Task brief
The records below are to be copied word for word, with every picture left out.

*** Task input Section Begins ***

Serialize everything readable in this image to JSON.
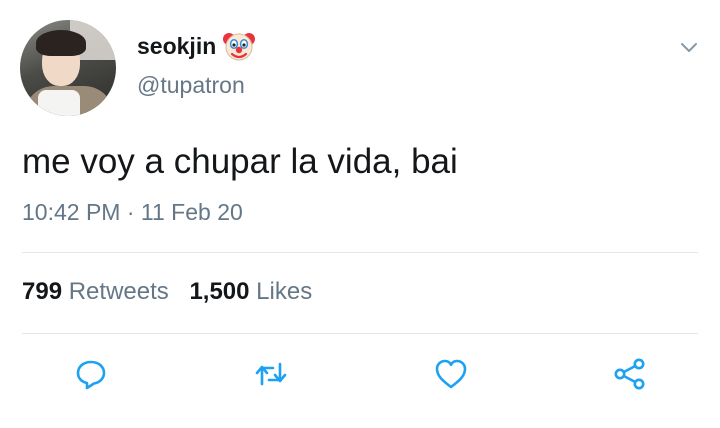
{
  "tweet": {
    "author": {
      "display_name": "seokjin",
      "handle": "@tupatron",
      "name_emoji": "clown-face-icon"
    },
    "text": "me voy a chupar la vida, bai",
    "time": "10:42 PM",
    "separator": "·",
    "date": "11 Feb 20",
    "stats": {
      "retweets_count": "799",
      "retweets_label": "Retweets",
      "likes_count": "1,500",
      "likes_label": "Likes"
    },
    "actions": [
      "reply-icon",
      "retweet-icon",
      "like-icon",
      "share-icon"
    ]
  },
  "colors": {
    "text_primary": "#14171a",
    "text_secondary": "#657786",
    "divider": "#e1e8ed",
    "icon": "#1da1f2"
  }
}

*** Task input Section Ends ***

Written reply
Serialize everything readable in this image to JSON.
{
  "tweet": {
    "author": {
      "display_name": "seokjin",
      "handle": "@tupatron",
      "name_emoji": "clown-face-icon"
    },
    "text": "me voy a chupar la vida, bai",
    "time": "10:42 PM",
    "separator": "·",
    "date": "11 Feb 20",
    "stats": {
      "retweets_count": "799",
      "retweets_label": "Retweets",
      "likes_count": "1,500",
      "likes_label": "Likes"
    },
    "actions": [
      "reply-icon",
      "retweet-icon",
      "like-icon",
      "share-icon"
    ]
  },
  "colors": {
    "text_primary": "#14171a",
    "text_secondary": "#657786",
    "divider": "#e1e8ed",
    "icon": "#1da1f2"
  }
}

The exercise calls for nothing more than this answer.